Click here to view original source

If a player ie. GD goes off behind the goal-line to defend the GS who has also gone off behind goal-line, is it a penalty pass/shot in the circle near where infringement occured?? If not, what is the penalty?? (both players went off court freely)

Rule 16.6.1 says “A player may defend an opponent who has chosen to go out of court provided that the defending player does not leave the Court or own playing area in order to defend.” Thus the PENALTY is a Penalty Pass or Penalty Pass or Shot on Court, “opposite the point where the infringer attempted to defend.” Remember, players cannot just go off court “freely” If two players go off court to try and gain a better position, then they cannot interfere with each other until both are back on court.
Click here to view original source

Why is it that no two umpires umpire the “playing the ball rule” in the same way? During a recent match one umpire called for either ‘re-playing the ball’ or ‘double bounce’ seemly every few minutes whilst the other umpire hardly ever did.
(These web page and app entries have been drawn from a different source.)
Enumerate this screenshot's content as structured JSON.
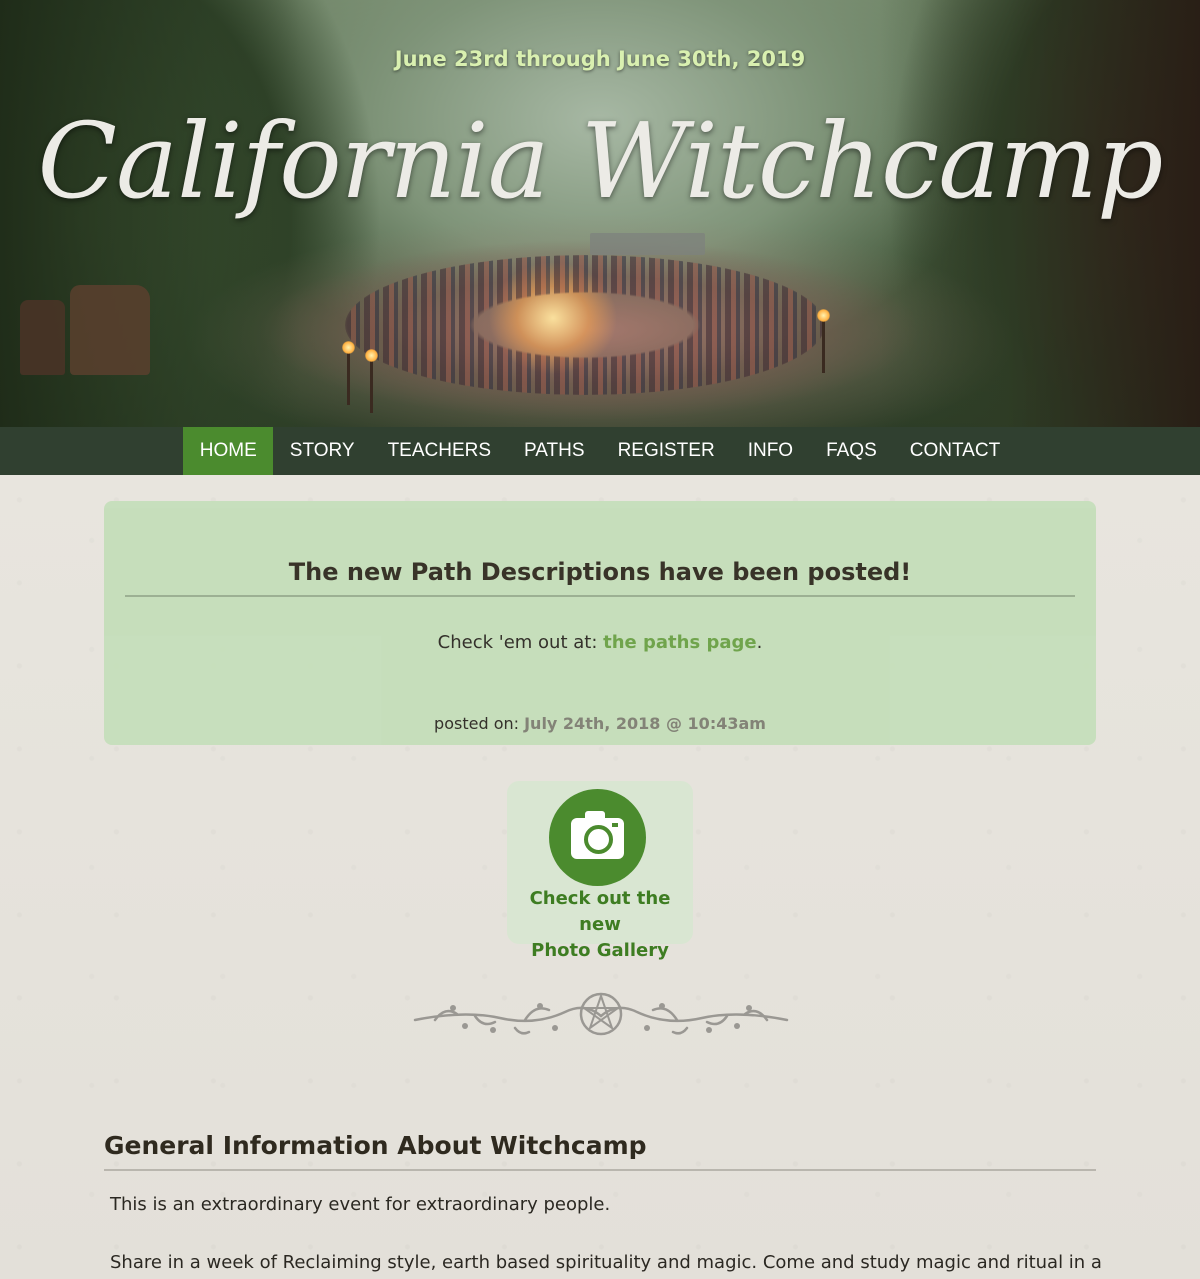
{
  "hero": {
    "dates": "June 23rd through June 30th, 2019",
    "title": "California Witchcamp"
  },
  "nav": {
    "items": [
      {
        "label": "HOME",
        "active": true
      },
      {
        "label": "STORY"
      },
      {
        "label": "TEACHERS"
      },
      {
        "label": "PATHS"
      },
      {
        "label": "REGISTER"
      },
      {
        "label": "INFO"
      },
      {
        "label": "FAQS"
      },
      {
        "label": "CONTACT"
      }
    ]
  },
  "announcement": {
    "heading": "The new Path Descriptions have been posted!",
    "message_prefix": "Check 'em out at: ",
    "message_link": "the paths page",
    "message_suffix": ".",
    "posted_prefix": "posted on: ",
    "posted_date": "July 24th, 2018 @ 10:43am"
  },
  "gallery": {
    "line1": "Check out the new",
    "line2": "Photo Gallery",
    "icon": "camera-icon"
  },
  "info": {
    "heading": "General Information About Witchcamp",
    "p1": "This is an extraordinary event for extraordinary people.",
    "p2": "Share in a week of Reclaiming style, earth based spirituality and magic. Come and study magic and ritual in a"
  },
  "colors": {
    "nav_bg": "#304030",
    "accent_green": "#4b8b2e",
    "announce_bg": "#c5deba",
    "link_green": "#6aa145",
    "date_text": "#d9f0b0"
  }
}
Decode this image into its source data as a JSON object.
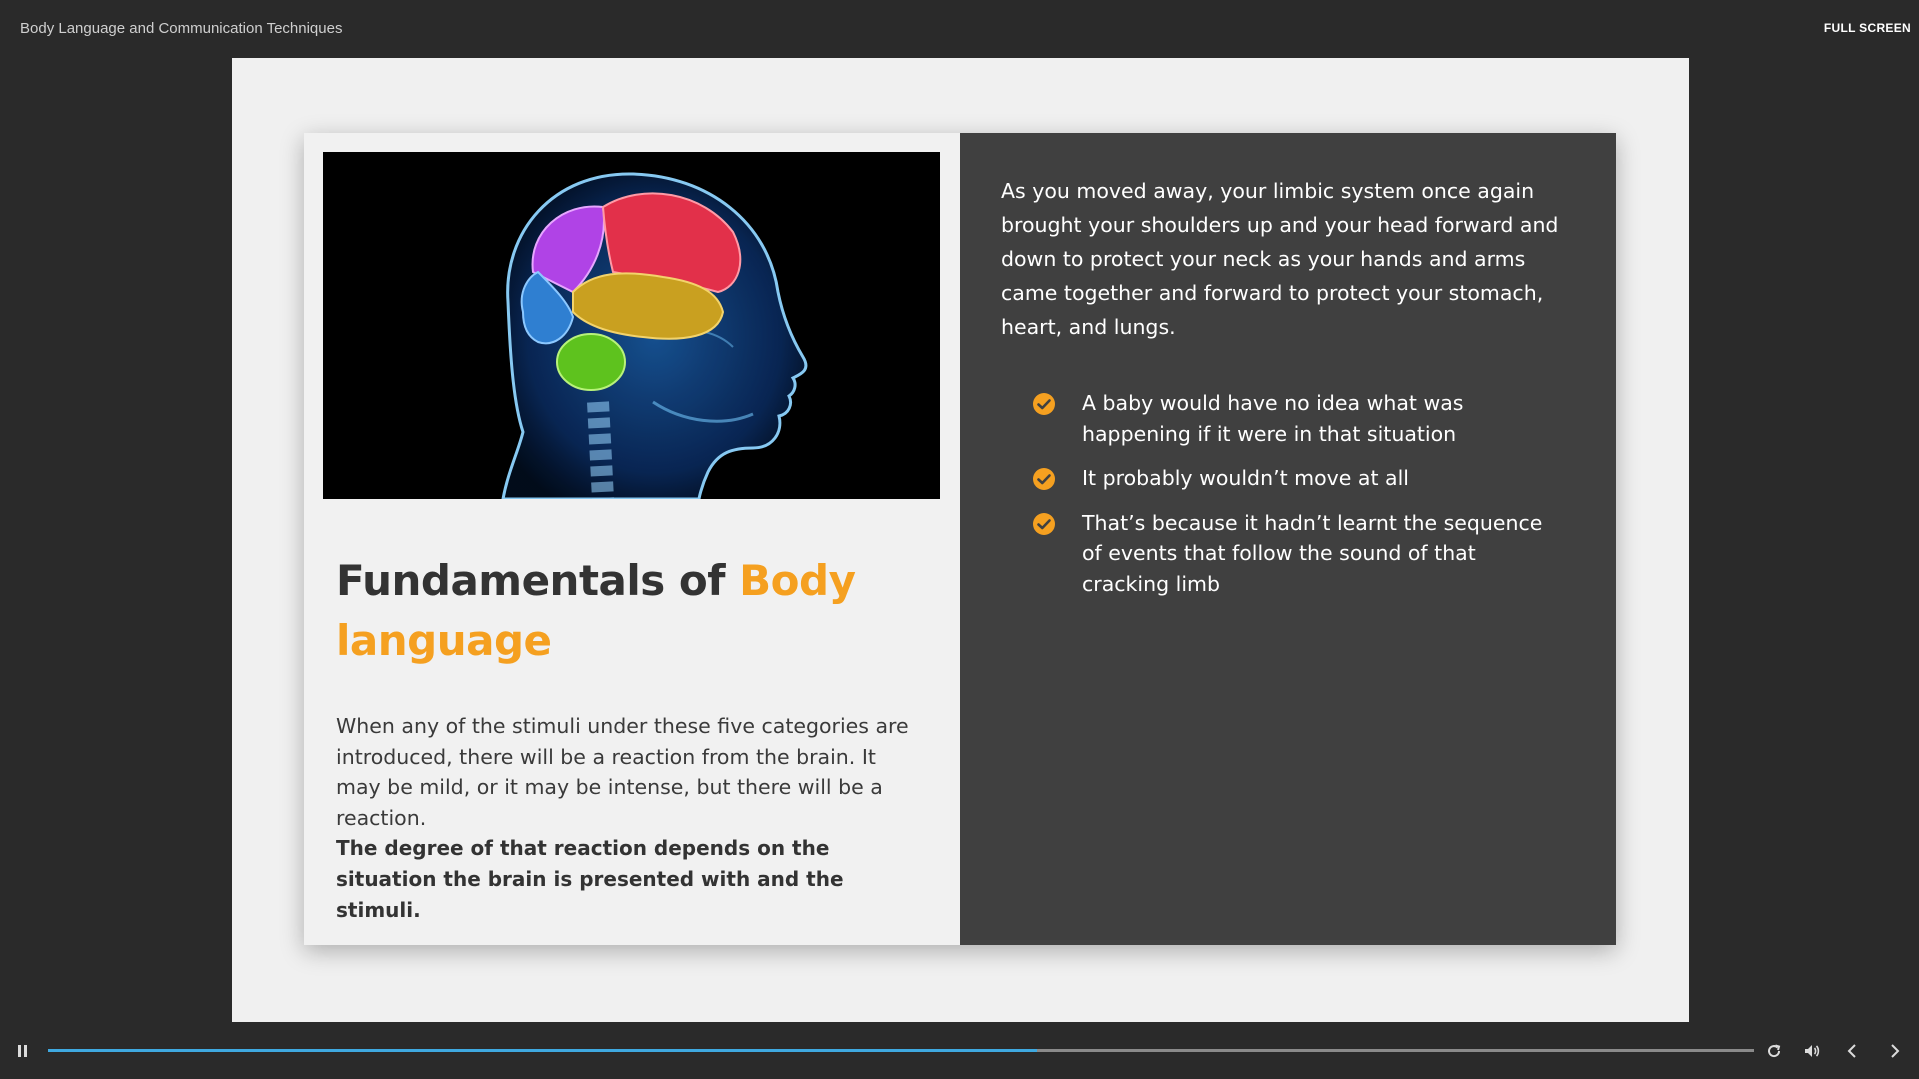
{
  "header": {
    "course_title": "Body Language and Communication Techniques",
    "fullscreen_label": "FULL SCREEN"
  },
  "slide": {
    "image_alt": "brain-head-xray-image",
    "title_part1": "Fundamentals of ",
    "title_accent": "Body language",
    "body_text": "When any of the stimuli under these five categories are introduced, there will be a reaction from the brain. It may be mild, or it may be intense, but there will be a reaction.",
    "bold_text": "The degree of that reaction depends on the situation the brain is presented with and the stimuli.",
    "right_paragraph": "As you moved away, your limbic system once again brought your shoulders up and your head forward and down to protect your neck as your hands and arms came together and forward to protect your stomach, heart, and lungs.",
    "bullets": [
      "A baby would have no idea what was happening if it were in that situation",
      "It probably wouldn’t move at all",
      "That’s because it hadn’t learnt the sequence of events that follow the sound of that cracking limb"
    ]
  },
  "player": {
    "progress_fraction": 0.58,
    "icons": {
      "pause": "pause-icon",
      "replay": "replay-icon",
      "volume": "volume-icon",
      "prev": "chevron-left-icon",
      "next": "chevron-right-icon"
    }
  },
  "colors": {
    "accent": "#f5a020",
    "progress": "#3fa9e0",
    "dark_panel": "#404040",
    "background": "#2a2a2a"
  }
}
Firstly there are no “dropped ball” or “Double Bounce” rules, neither is there a “lost control” rule. Its all covered by Rule 13 “Playing the Ball” the crux of the issue is did the player have control of the ball in the first instance rather than merely having contact with it? It only becomes a problem if it was controlled before it was dropped in which case it would be a ‘replayed ball’. So how do you decide what is controlled and what isn’t? Instead of just looking at the player with the ball and saying “I think she could have done something with that ball” rather, look at it a slightly different way. Ask yourself “How long was that ball in contact with the players hand(s)?” What you are looking for was the length of time that the ball stayed in contact with the hand(s)? If there was clear contact between the hands and the ball and the player then picks the ball up then it is most likely to have been replayed and should be penalised; also look at the path of the ball, was it changed as a result of the contact? If a ball goes straight through a players hands, without seemingly stopping (and there was no change in its path) then there is no way that ball could have been controlled and this should not be penalised. The other factor you need to reflect on is that a player can ‘tip’ the ball in an uncontrolled manner any number of times.
Click here to view original source